__EXERCISE BRIEF__. Exact copy required. Repeat the records, but keep the pictures out.

Element data from apps and pages
===============
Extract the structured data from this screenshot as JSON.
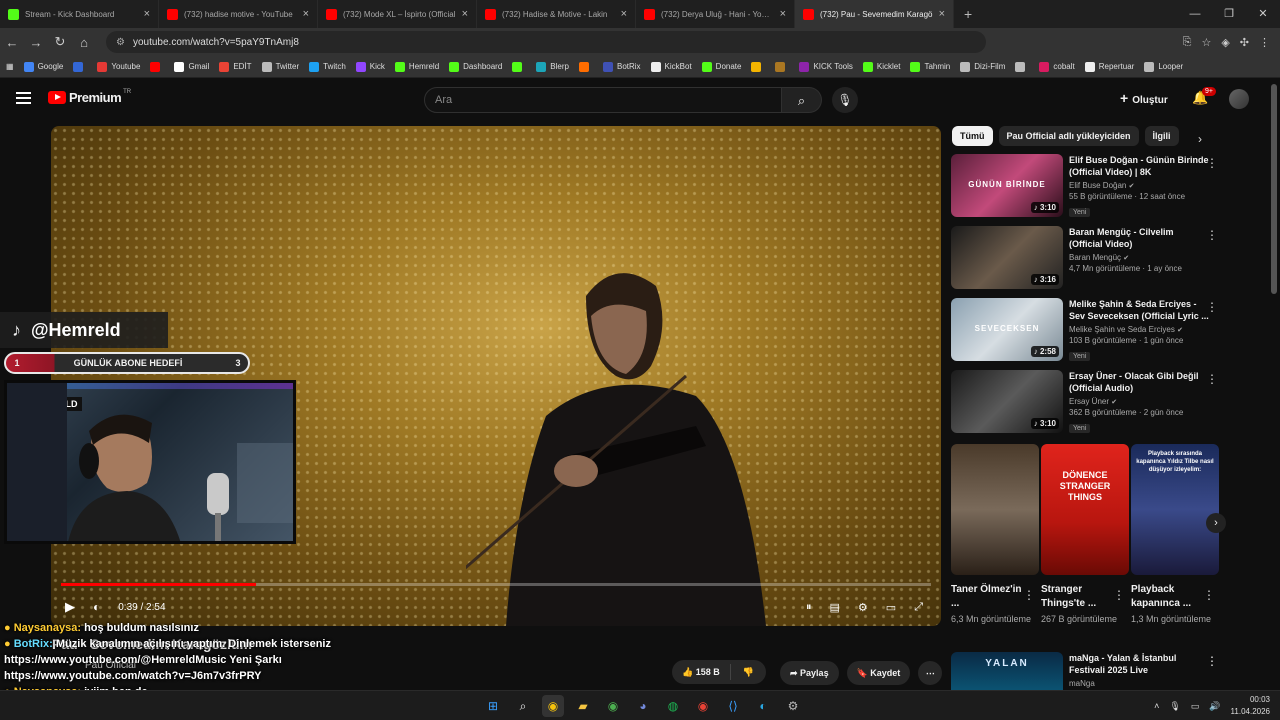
{
  "browser": {
    "tabs": [
      {
        "title": "Stream - Kick Dashboard",
        "favicon_color": "#53fc18",
        "active": false
      },
      {
        "title": "(732) hadise motive - YouTube",
        "favicon_color": "#ff0000",
        "active": false
      },
      {
        "title": "(732) Mode XL – İspirto (Official",
        "favicon_color": "#ff0000",
        "active": false
      },
      {
        "title": "(732) Hadise & Motive - Lakin",
        "favicon_color": "#ff0000",
        "active": false
      },
      {
        "title": "(732) Derya Uluğ - Hani - YouTu",
        "favicon_color": "#ff0000",
        "active": false
      },
      {
        "title": "(732) Pau - Sevemedim Karagö",
        "favicon_color": "#ff0000",
        "active": true
      }
    ],
    "new_tab": "+",
    "url": "youtube.com/watch?v=5paY9TnAmj8",
    "bookmarks": [
      "Google",
      "",
      "Youtube",
      "",
      "Gmail",
      "EDİT",
      "Twitter",
      "Twitch",
      "Kick",
      "Hemreld",
      "Dashboard",
      "",
      "Blerp",
      "",
      "BotRix",
      "KickBot",
      "Donate",
      "",
      "",
      "KICK Tools",
      "Kicklet",
      "Tahmin",
      "Dizi-Film",
      "",
      "cobalt",
      "Repertuar",
      "Looper"
    ]
  },
  "youtube": {
    "logo": "Premium",
    "logo_tr": "TR",
    "search_placeholder": "Ara",
    "create_label": "Oluştur",
    "notif_badge": "9+"
  },
  "player": {
    "time": "0:39 / 2:54",
    "progress": 0.224
  },
  "video_info": {
    "title": "Pau - Sevemedim Karagözlüm",
    "channel": "Pau Official",
    "likes": "158 B",
    "share": "Paylaş",
    "save": "Kaydet"
  },
  "related": {
    "chips": [
      "Tümü",
      "Pau Official adlı yükleyiciden",
      "İlgili"
    ],
    "videos": [
      {
        "title": "Elif Buse Doğan - Günün Birinde (Official Video) | 8K",
        "channel": "Elif Buse Doğan",
        "views": "55 B görüntüleme · 12 saat önce",
        "new": "Yeni",
        "duration": "3:10",
        "thumb": "linear-gradient(135deg,#5a1f3a,#c24a7a 50%,#2a0e1a)",
        "thumb_text": "GÜNÜN BİRİNDE"
      },
      {
        "title": "Baran Mengüç - Cilvelim (Official Video)",
        "channel": "Baran Mengüç",
        "views": "4,7 Mn görüntüleme · 1 ay önce",
        "new": "",
        "duration": "3:16",
        "thumb": "linear-gradient(135deg,#1a1a1a,#6a5a4a 50%,#222)",
        "thumb_text": ""
      },
      {
        "title": "Melike Şahin & Seda Erciyes - Sev Seveceksen (Official Lyric ...",
        "channel": "Melike Şahin ve Seda Erciyes",
        "views": "103 B görüntüleme · 1 gün önce",
        "new": "Yeni",
        "duration": "2:58",
        "thumb": "linear-gradient(135deg,#8aa0b0,#d6dde2 50%,#7a8a95)",
        "thumb_text": "SEVECEKSEN"
      },
      {
        "title": "Ersay Üner - Olacak Gibi Değil (Official Audio)",
        "channel": "Ersay Üner",
        "views": "362 B görüntüleme · 2 gün önce",
        "new": "Yeni",
        "duration": "3:10",
        "thumb": "linear-gradient(135deg,#1a1a1a,#5a5a5a 50%,#111)",
        "thumb_text": ""
      }
    ],
    "shorts": [
      {
        "title": "Taner Ölmez'in ...",
        "views": "6,3 Mn görüntüleme",
        "thumb": "linear-gradient(180deg,#4a3a2a,#7a6a5a 50%,#2a2018)",
        "caption": ""
      },
      {
        "title": "Stranger Things'te ...",
        "views": "267 B görüntüleme",
        "thumb": "linear-gradient(180deg,#e0241c,#b8160f 60%,#6a0a05)",
        "caption": "DÖNENCE STRANGER THINGS"
      },
      {
        "title": "Playback kapanınca ...",
        "views": "1,3 Mn görüntüleme",
        "thumb": "linear-gradient(180deg,#1a2a5a,#3a4a8a 50%,#1a1a3a)",
        "caption": "Playback sırasında kapanınca Yıldız Tilbe nasıl düşüyor izleyelim:"
      }
    ],
    "last": {
      "title": "maNga - Yalan & İstanbul Festivali 2025 Live",
      "channel": "maNga",
      "thumb_text": "YALAN"
    }
  },
  "stream_overlay": {
    "tiktok_handle": "@Hemreld",
    "goal_current": "1",
    "goal_label": "GÜNLÜK ABONE HEDEFİ",
    "goal_target": "3",
    "cam_logo": "HEMRELD"
  },
  "chat": [
    {
      "user": "Naysanaysa:",
      "msg": "hoş buldum nasılsınız"
    },
    {
      "user": "BotRix:",
      "msg": "Müzik kanalımın açılışını yaptım. Dinlemek isterseniz https://www.youtube.com/@HemreldMusic Yeni Şarkı https://www.youtube.com/watch?v=J6m7v3frPRY"
    },
    {
      "user": "Naysanaysa:",
      "msg": "iyiim ben de"
    }
  ],
  "taskbar": {
    "time": "00:03",
    "date": "11.04.2026"
  }
}
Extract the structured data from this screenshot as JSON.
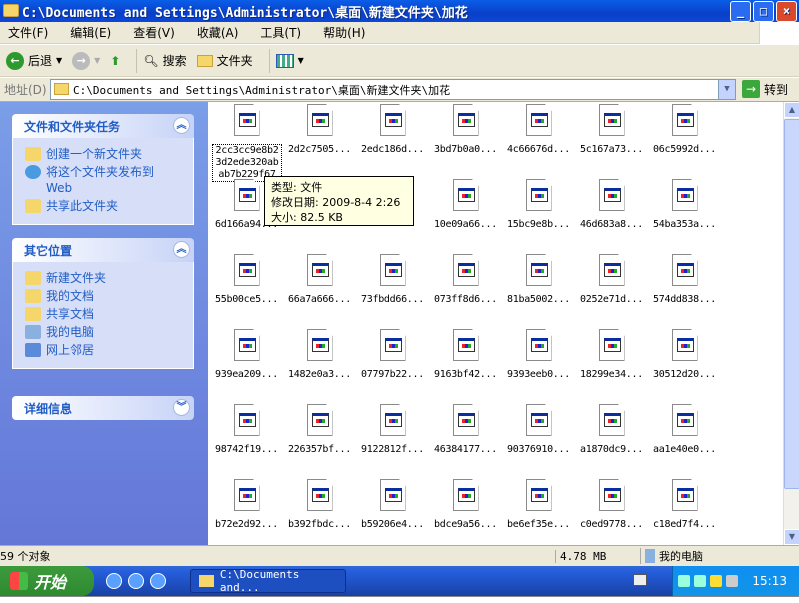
{
  "window": {
    "title": "C:\\Documents and Settings\\Administrator\\桌面\\新建文件夹\\加花",
    "minimize": "_",
    "maximize": "□",
    "close": "×"
  },
  "menu": [
    "文件(F)",
    "编辑(E)",
    "查看(V)",
    "收藏(A)",
    "工具(T)",
    "帮助(H)"
  ],
  "toolbar": {
    "back": "后退",
    "search": "搜索",
    "folders": "文件夹"
  },
  "address": {
    "label": "地址(D)",
    "value": "C:\\Documents and Settings\\Administrator\\桌面\\新建文件夹\\加花",
    "go": "转到"
  },
  "panels": [
    {
      "title": "文件和文件夹任务",
      "chevron": "︽",
      "items": [
        "创建一个新文件夹",
        "将这个文件夹发布到 Web",
        "共享此文件夹"
      ]
    },
    {
      "title": "其它位置",
      "chevron": "︽",
      "items": [
        "新建文件夹",
        "我的文档",
        "共享文档",
        "我的电脑",
        "网上邻居"
      ]
    },
    {
      "title": "详细信息",
      "chevron": "︾",
      "items": []
    }
  ],
  "files": [
    "2cc3cc9e8b23d2ede320abab7b229f67",
    "2d2c7505...",
    "2edc186d...",
    "3bd7b0a0...",
    "4c66676d...",
    "5c167a73...",
    "06c5992d...",
    "6d166a94...",
    "",
    "",
    "10e09a66...",
    "15bc9e8b...",
    "46d683a8...",
    "54ba353a...",
    "55b00ce5...",
    "66a7a666...",
    "73fbdd66...",
    "073ff8d6...",
    "81ba5002...",
    "0252e71d...",
    "574dd838...",
    "939ea209...",
    "1482e0a3...",
    "07797b22...",
    "9163bf42...",
    "9393eeb0...",
    "18299e34...",
    "30512d20...",
    "98742f19...",
    "226357bf...",
    "9122812f...",
    "46384177...",
    "90376910...",
    "a1870dc9...",
    "aa1e40e0...",
    "b72e2d92...",
    "b392fbdc...",
    "b59206e4...",
    "bdce9a56...",
    "be6ef35e...",
    "c0ed9778...",
    "c18ed7f4..."
  ],
  "tooltip": {
    "type": "类型: 文件",
    "modified": "修改日期: 2009-8-4 2:26",
    "size": "大小: 82.5 KB"
  },
  "status": {
    "count": "59 个对象",
    "size": "4.78 MB",
    "location": "我的电脑"
  },
  "taskbar": {
    "start": "开始",
    "task": "C:\\Documents and...",
    "clock": "15:13"
  }
}
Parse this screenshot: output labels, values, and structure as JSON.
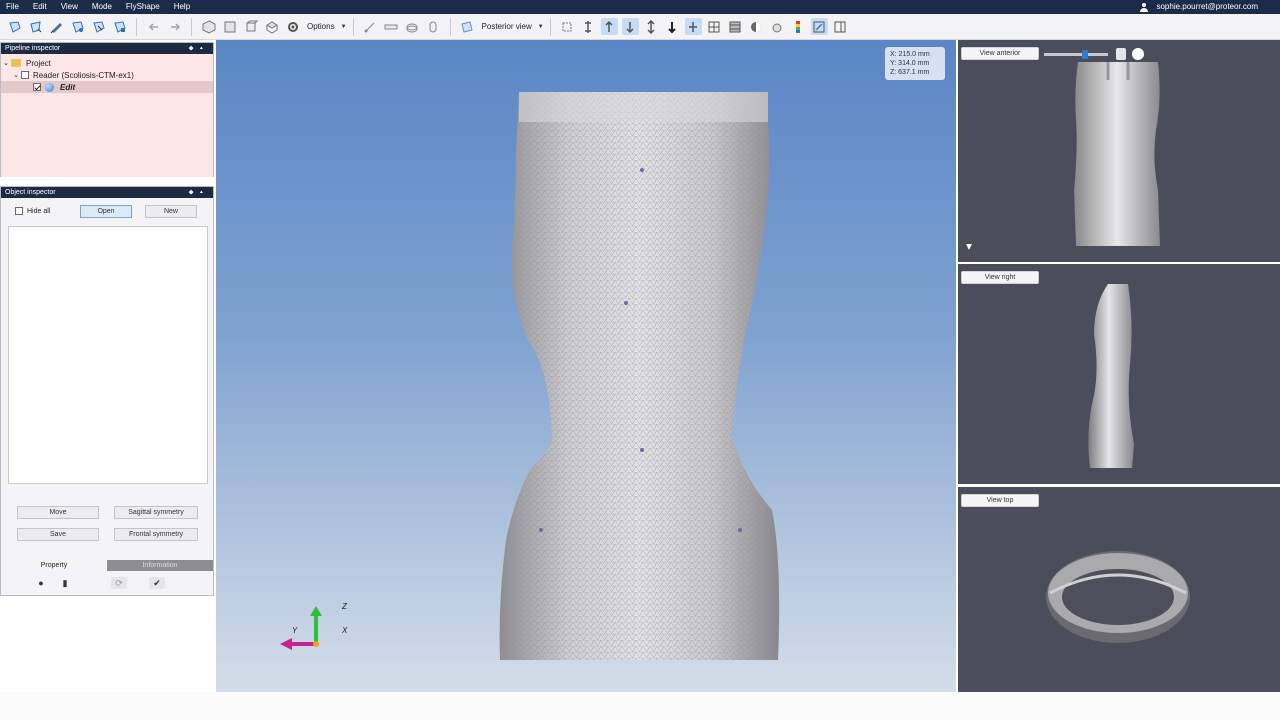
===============
__EXERCISE ANSWER__.
Extract the structured data from this screenshot as JSON.
{
  "browser": {
    "tabs": [
      {
        "title": "Stream - Kick Dashboard",
        "favicon_color": "#53fc18",
        "active": false
      },
      {
        "title": "(732) hadise motive - YouTube",
        "favicon_color": "#ff0000",
        "active": false
      },
      {
        "title": "(732) Mode XL – İspirto (Official",
        "favicon_color": "#ff0000",
        "active": false
      },
      {
        "title": "(732) Hadise & Motive - Lakin",
        "favicon_color": "#ff0000",
        "active": false
      },
      {
        "title": "(732) Derya Uluğ - Hani - YouTu",
        "favicon_color": "#ff0000",
        "active": false
      },
      {
        "title": "(732) Pau - Sevemedim Karagö",
        "favicon_color": "#ff0000",
        "active": true
      }
    ],
    "new_tab": "+",
    "url": "youtube.com/watch?v=5paY9TnAmj8",
    "bookmarks": [
      "Google",
      "",
      "Youtube",
      "",
      "Gmail",
      "EDİT",
      "Twitter",
      "Twitch",
      "Kick",
      "Hemreld",
      "Dashboard",
      "",
      "Blerp",
      "",
      "BotRix",
      "KickBot",
      "Donate",
      "",
      "",
      "KICK Tools",
      "Kicklet",
      "Tahmin",
      "Dizi-Film",
      "",
      "cobalt",
      "Repertuar",
      "Looper"
    ]
  },
  "youtube": {
    "logo": "Premium",
    "logo_tr": "TR",
    "search_placeholder": "Ara",
    "create_label": "Oluştur",
    "notif_badge": "9+"
  },
  "player": {
    "time": "0:39 / 2:54",
    "progress": 0.224
  },
  "video_info": {
    "title": "Pau - Sevemedim Karagözlüm",
    "channel": "Pau Official",
    "likes": "158 B",
    "share": "Paylaş",
    "save": "Kaydet"
  },
  "related": {
    "chips": [
      "Tümü",
      "Pau Official adlı yükleyiciden",
      "İlgili"
    ],
    "videos": [
      {
        "title": "Elif Buse Doğan - Günün Birinde (Official Video) | 8K",
        "channel": "Elif Buse Doğan",
        "views": "55 B görüntüleme · 12 saat önce",
        "new": "Yeni",
        "duration": "3:10",
        "thumb": "linear-gradient(135deg,#5a1f3a,#c24a7a 50%,#2a0e1a)",
        "thumb_text": "GÜNÜN BİRİNDE"
      },
      {
        "title": "Baran Mengüç - Cilvelim (Official Video)",
        "channel": "Baran Mengüç",
        "views": "4,7 Mn görüntüleme · 1 ay önce",
        "new": "",
        "duration": "3:16",
        "thumb": "linear-gradient(135deg,#1a1a1a,#6a5a4a 50%,#222)",
        "thumb_text": ""
      },
      {
        "title": "Melike Şahin & Seda Erciyes - Sev Seveceksen (Official Lyric ...",
        "channel": "Melike Şahin ve Seda Erciyes",
        "views": "103 B görüntüleme · 1 gün önce",
        "new": "Yeni",
        "duration": "2:58",
        "thumb": "linear-gradient(135deg,#8aa0b0,#d6dde2 50%,#7a8a95)",
        "thumb_text": "SEVECEKSEN"
      },
      {
        "title": "Ersay Üner - Olacak Gibi Değil (Official Audio)",
        "channel": "Ersay Üner",
        "views": "362 B görüntüleme · 2 gün önce",
        "new": "Yeni",
        "duration": "3:10",
        "thumb": "linear-gradient(135deg,#1a1a1a,#5a5a5a 50%,#111)",
        "thumb_text": ""
      }
    ],
    "shorts": [
      {
        "title": "Taner Ölmez'in ...",
        "views": "6,3 Mn görüntüleme",
        "thumb": "linear-gradient(180deg,#4a3a2a,#7a6a5a 50%,#2a2018)",
        "caption": ""
      },
      {
        "title": "Stranger Things'te ...",
        "views": "267 B görüntüleme",
        "thumb": "linear-gradient(180deg,#e0241c,#b8160f 60%,#6a0a05)",
        "caption": "DÖNENCE STRANGER THINGS"
      },
      {
        "title": "Playback kapanınca ...",
        "views": "1,3 Mn görüntüleme",
        "thumb": "linear-gradient(180deg,#1a2a5a,#3a4a8a 50%,#1a1a3a)",
        "caption": "Playback sırasında kapanınca Yıldız Tilbe nasıl düşüyor izleyelim:"
      }
    ],
    "last": {
      "title": "maNga - Yalan & İstanbul Festivali 2025 Live",
      "channel": "maNga",
      "thumb_text": "YALAN"
    }
  },
  "stream_overlay": {
    "tiktok_handle": "@Hemreld",
    "goal_current": "1",
    "goal_label": "GÜNLÜK ABONE HEDEFİ",
    "goal_target": "3",
    "cam_logo": "HEMRELD"
  },
  "chat": [
    {
      "user": "Naysanaysa:",
      "msg": "hoş buldum nasılsınız"
    },
    {
      "user": "BotRix:",
      "msg": "Müzik kanalımın açılışını yaptım. Dinlemek isterseniz https://www.youtube.com/@HemreldMusic Yeni Şarkı https://www.youtube.com/watch?v=J6m7v3frPRY"
    },
    {
      "user": "Naysanaysa:",
      "msg": "iyiim ben de"
    }
  ],
  "taskbar": {
    "time": "00:03",
    "date": "11.04.2026"
  }
}
Extract the structured data from this screenshot as JSON.
{
  "window": {
    "title": "C:\\Documents and Settings\\Administrator\\桌面\\新建文件夹\\加花",
    "minimize": "_",
    "maximize": "□",
    "close": "×"
  },
  "menu": [
    "文件(F)",
    "编辑(E)",
    "查看(V)",
    "收藏(A)",
    "工具(T)",
    "帮助(H)"
  ],
  "toolbar": {
    "back": "后退",
    "search": "搜索",
    "folders": "文件夹"
  },
  "address": {
    "label": "地址(D)",
    "value": "C:\\Documents and Settings\\Administrator\\桌面\\新建文件夹\\加花",
    "go": "转到"
  },
  "panels": [
    {
      "title": "文件和文件夹任务",
      "chevron": "︽",
      "items": [
        "创建一个新文件夹",
        "将这个文件夹发布到 Web",
        "共享此文件夹"
      ]
    },
    {
      "title": "其它位置",
      "chevron": "︽",
      "items": [
        "新建文件夹",
        "我的文档",
        "共享文档",
        "我的电脑",
        "网上邻居"
      ]
    },
    {
      "title": "详细信息",
      "chevron": "︾",
      "items": []
    }
  ],
  "files": [
    "2cc3cc9e8b23d2ede320abab7b229f67",
    "2d2c7505...",
    "2edc186d...",
    "3bd7b0a0...",
    "4c66676d...",
    "5c167a73...",
    "06c5992d...",
    "6d166a94...",
    "",
    "",
    "10e09a66...",
    "15bc9e8b...",
    "46d683a8...",
    "54ba353a...",
    "55b00ce5...",
    "66a7a666...",
    "73fbdd66...",
    "073ff8d6...",
    "81ba5002...",
    "0252e71d...",
    "574dd838...",
    "939ea209...",
    "1482e0a3...",
    "07797b22...",
    "9163bf42...",
    "9393eeb0...",
    "18299e34...",
    "30512d20...",
    "98742f19...",
    "226357bf...",
    "9122812f...",
    "46384177...",
    "90376910...",
    "a1870dc9...",
    "aa1e40e0...",
    "b72e2d92...",
    "b392fbdc...",
    "b59206e4...",
    "bdce9a56...",
    "be6ef35e...",
    "c0ed9778...",
    "c18ed7f4..."
  ],
  "tooltip": {
    "type": "类型: 文件",
    "modified": "修改日期: 2009-8-4 2:26",
    "size": "大小: 82.5 KB"
  },
  "status": {
    "count": "59 个对象",
    "size": "4.78 MB",
    "location": "我的电脑"
  },
  "taskbar": {
    "start": "开始",
    "task": "C:\\Documents and...",
    "clock": "15:13"
  }
}
Parse this screenshot: output labels, values, and structure as JSON.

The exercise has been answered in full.